A potential solution to these many problems is solar cooking and there are several organizations involved in getting the technology into the hands of the people who most need it. These cookers work purely with the bright light of the sun (no fires!), cook the food in a better way, preserving nutrients, and can even be used to purify water. (Solar Cookers International even brings all the data together in one wiki so you can browse and find the most recent information on a particular country like Liberia.)

Sometimes I think that all the solutions are there: we just need to open our eyes, minds and hearts to see them!

Thanks for stopping by,

Heather McC

Checking the Numbers

I’m back after a wonderful break, and excited and ready for 2012! Hope everyone had a great holiday break and here’s to a great 2012 for all of you stopping by! Thank you again for your comments and support.

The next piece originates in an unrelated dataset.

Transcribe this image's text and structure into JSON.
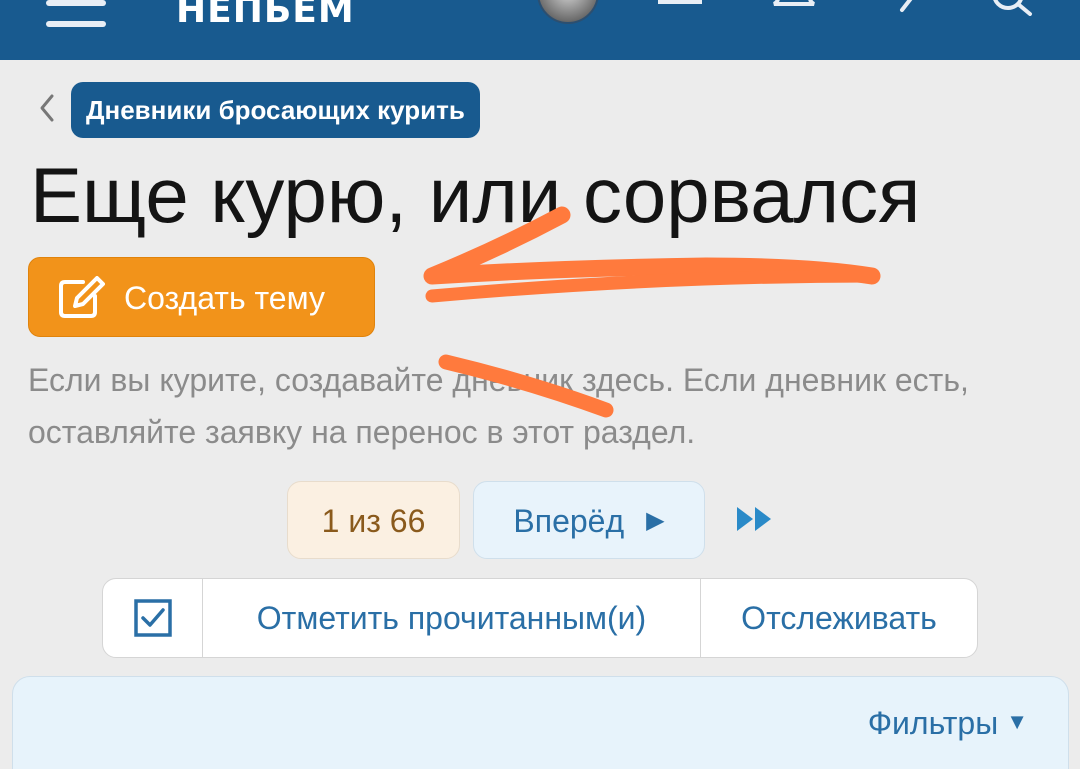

I began updating my numbers yesterday, beginning with Sustainability and came across some interesting but apparently overlooked information. I’m using the stats from the World Bank on the percent of energy each country uses which is alternative or nuclear and was happy to see that several countries had increased their overall percentages, notably the European and East Asian countries. (Albania went up nearly 10%!) As I kept entering data, I became increasingly amazed at the changes: most of the countries only changed by a few percentage points but they seemed to be mostly increasing and added together, it was starting to look pretty significant.

So I clicked on the “graph” button just to see how significant and my jaw dropped. (Below is what I saw — you can click on the image for a clearer picture but the trend is pretty visible!)

What the chart is saying, as far as I can tell, is that our alternative energy use has increased around 5% over the last year. (One caveat: I am not entirely sure this chart takes into account countries’ total fuel consumption — China should be weighted more than Uruguay, for example — but it is still impressive.)

Despite this positive change in our global energy consumption, however, the media seems to be focused on the usual doom and gloom of continuing gas and oil dependence. (It was nice to see this article recently, pointing out some of this blindness, The future’s never looked brighter for the global solar biz.)

I am not sure what to make of this seemingly deliberate ignorance of the facts but maybe when we’ve gone up another 20 or 30 percent in the next few years, the “doom and gloomers” will be pleasantly surprised. Meanwhile the rest of us will just keep going, adding solar panels, maybe a wind turbine or two, and exploring ways to become more energy efficient; and alternative energy R&D (including tidal, wave, geothermal, biogas, etc..) will continue to expand and mature into new options.

Thanks for stopping by!

Heather McC